> WHAT TO PRODUCE
Lines with the string "Grading" must each be copied from the listing.

> DATA RECORDS
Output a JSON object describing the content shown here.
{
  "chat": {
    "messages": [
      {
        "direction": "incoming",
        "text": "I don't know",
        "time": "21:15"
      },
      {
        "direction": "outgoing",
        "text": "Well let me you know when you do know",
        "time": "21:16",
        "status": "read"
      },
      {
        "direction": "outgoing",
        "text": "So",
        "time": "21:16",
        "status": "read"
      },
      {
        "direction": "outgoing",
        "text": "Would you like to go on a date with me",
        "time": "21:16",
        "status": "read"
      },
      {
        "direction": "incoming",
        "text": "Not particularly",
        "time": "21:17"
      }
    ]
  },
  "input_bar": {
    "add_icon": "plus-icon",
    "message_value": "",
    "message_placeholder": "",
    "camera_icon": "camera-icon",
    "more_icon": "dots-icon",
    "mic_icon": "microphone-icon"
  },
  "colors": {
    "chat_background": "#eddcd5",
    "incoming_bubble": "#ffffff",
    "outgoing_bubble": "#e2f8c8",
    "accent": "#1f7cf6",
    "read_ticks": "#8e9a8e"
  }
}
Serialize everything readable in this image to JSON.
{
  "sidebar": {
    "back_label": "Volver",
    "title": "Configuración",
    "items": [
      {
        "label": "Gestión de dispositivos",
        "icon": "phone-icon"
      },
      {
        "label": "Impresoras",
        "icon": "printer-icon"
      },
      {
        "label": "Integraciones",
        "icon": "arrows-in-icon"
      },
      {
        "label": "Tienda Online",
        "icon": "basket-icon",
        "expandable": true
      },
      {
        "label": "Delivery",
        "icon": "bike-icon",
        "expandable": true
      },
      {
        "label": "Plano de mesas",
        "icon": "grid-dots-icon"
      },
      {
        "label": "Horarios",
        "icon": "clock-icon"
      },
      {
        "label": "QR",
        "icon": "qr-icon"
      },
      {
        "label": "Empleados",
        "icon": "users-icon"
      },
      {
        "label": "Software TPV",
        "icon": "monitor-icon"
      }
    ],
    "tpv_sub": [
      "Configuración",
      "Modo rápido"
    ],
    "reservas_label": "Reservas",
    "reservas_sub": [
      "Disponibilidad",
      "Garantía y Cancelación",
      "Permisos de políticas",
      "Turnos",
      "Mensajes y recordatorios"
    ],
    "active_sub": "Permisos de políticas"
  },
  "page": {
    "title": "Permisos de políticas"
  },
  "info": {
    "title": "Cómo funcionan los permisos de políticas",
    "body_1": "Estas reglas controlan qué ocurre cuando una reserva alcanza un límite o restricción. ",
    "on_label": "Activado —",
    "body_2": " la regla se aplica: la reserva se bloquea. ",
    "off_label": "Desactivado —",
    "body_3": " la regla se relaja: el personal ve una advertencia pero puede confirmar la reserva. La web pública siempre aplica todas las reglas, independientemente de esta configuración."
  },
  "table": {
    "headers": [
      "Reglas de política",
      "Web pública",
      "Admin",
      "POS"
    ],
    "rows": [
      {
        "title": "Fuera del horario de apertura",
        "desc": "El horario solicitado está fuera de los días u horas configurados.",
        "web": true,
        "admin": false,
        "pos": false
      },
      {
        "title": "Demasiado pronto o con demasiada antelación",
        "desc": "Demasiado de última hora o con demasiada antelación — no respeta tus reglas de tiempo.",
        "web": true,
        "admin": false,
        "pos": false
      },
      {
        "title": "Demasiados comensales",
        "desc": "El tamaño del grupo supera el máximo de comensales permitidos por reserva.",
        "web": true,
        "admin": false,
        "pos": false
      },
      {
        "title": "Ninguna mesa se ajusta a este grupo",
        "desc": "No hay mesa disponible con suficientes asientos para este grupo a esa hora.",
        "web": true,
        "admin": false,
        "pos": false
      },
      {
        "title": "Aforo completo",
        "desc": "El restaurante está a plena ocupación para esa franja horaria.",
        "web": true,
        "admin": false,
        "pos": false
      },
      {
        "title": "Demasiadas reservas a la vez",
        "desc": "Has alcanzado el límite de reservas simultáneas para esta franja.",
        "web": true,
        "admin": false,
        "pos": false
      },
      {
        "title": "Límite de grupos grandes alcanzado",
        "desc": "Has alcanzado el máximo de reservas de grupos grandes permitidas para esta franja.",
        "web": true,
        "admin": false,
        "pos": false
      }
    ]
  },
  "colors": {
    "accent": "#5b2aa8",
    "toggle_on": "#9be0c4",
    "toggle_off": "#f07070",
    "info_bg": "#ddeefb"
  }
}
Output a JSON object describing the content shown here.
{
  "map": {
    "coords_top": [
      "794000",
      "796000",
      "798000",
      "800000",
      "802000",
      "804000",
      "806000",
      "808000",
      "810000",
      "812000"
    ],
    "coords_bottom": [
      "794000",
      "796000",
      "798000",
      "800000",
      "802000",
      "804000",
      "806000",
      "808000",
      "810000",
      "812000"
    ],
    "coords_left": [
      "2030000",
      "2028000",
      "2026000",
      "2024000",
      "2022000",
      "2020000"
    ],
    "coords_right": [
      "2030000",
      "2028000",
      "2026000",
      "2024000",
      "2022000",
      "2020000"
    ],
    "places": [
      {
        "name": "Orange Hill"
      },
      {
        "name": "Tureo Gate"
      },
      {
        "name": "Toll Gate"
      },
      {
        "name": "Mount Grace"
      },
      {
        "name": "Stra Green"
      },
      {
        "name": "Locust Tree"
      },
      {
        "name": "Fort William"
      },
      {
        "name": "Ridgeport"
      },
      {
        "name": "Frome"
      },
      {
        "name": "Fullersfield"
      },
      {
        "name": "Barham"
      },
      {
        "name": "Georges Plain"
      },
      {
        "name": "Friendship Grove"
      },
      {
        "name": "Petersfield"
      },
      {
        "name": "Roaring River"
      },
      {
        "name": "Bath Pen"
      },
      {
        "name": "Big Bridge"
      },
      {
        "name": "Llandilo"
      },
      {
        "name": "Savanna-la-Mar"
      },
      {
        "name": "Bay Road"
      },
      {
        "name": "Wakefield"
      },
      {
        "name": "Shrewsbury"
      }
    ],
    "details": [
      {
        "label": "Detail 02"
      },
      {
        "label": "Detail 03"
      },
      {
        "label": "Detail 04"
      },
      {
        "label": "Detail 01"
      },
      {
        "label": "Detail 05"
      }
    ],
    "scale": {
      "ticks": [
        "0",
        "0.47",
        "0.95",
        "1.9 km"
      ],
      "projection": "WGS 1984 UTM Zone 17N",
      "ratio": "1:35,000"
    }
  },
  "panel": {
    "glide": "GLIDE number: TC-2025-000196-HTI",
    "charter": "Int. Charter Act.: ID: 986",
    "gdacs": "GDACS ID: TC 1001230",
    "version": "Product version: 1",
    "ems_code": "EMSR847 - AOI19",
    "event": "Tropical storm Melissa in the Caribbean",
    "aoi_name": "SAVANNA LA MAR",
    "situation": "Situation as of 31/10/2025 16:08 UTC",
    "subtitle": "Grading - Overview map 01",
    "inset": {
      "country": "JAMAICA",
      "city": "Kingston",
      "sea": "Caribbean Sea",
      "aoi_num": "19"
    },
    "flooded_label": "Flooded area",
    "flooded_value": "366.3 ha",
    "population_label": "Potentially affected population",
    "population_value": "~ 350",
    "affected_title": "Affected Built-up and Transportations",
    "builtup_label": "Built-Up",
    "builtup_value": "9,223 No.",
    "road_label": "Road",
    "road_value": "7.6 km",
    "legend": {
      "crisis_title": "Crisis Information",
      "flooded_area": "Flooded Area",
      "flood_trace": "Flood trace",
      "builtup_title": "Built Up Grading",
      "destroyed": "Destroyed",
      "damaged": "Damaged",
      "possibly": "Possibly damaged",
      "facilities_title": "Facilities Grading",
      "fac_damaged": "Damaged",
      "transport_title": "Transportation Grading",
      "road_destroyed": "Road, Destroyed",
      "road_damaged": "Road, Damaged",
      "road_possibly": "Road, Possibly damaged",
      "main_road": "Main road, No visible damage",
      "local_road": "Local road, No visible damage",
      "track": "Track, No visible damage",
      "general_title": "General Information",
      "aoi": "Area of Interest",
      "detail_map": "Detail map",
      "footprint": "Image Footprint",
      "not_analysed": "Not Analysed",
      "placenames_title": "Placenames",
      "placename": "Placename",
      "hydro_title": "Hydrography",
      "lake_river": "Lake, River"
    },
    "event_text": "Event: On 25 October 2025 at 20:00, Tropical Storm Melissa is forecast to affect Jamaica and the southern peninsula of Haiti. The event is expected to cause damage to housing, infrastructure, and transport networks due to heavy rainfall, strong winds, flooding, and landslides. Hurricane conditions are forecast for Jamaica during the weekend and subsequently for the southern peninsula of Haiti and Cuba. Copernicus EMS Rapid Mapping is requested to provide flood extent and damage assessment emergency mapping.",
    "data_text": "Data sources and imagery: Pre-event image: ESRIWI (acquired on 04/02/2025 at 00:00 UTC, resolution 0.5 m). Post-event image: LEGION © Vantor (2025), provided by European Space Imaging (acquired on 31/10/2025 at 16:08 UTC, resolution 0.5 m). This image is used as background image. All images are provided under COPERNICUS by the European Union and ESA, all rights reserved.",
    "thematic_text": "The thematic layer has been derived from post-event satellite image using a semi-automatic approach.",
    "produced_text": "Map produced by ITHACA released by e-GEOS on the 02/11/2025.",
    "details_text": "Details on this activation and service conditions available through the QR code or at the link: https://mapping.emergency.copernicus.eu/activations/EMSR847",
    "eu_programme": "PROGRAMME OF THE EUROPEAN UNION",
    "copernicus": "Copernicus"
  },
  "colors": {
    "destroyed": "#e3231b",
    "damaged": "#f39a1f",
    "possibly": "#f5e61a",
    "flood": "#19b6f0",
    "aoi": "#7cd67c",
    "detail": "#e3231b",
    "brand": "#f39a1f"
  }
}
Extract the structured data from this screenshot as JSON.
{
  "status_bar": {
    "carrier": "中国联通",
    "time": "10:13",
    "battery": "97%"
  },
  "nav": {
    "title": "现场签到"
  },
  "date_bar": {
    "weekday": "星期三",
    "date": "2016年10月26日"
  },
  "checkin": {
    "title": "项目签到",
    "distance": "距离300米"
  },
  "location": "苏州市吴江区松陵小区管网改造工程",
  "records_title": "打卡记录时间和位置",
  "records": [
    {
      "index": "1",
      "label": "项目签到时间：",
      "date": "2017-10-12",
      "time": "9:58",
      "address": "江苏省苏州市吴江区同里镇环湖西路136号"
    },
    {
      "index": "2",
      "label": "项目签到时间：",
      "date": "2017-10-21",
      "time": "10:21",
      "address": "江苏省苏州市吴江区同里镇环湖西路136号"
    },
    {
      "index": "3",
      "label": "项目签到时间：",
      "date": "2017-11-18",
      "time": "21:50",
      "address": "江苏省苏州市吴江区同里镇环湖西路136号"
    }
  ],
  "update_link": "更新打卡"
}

> THE ANSWER
    "subtitle": "Grading - Overview map 01",
      "builtup_title": "Built Up Grading",
      "facilities_title": "Facilities Grading",
      "transport_title": "Transportation Grading",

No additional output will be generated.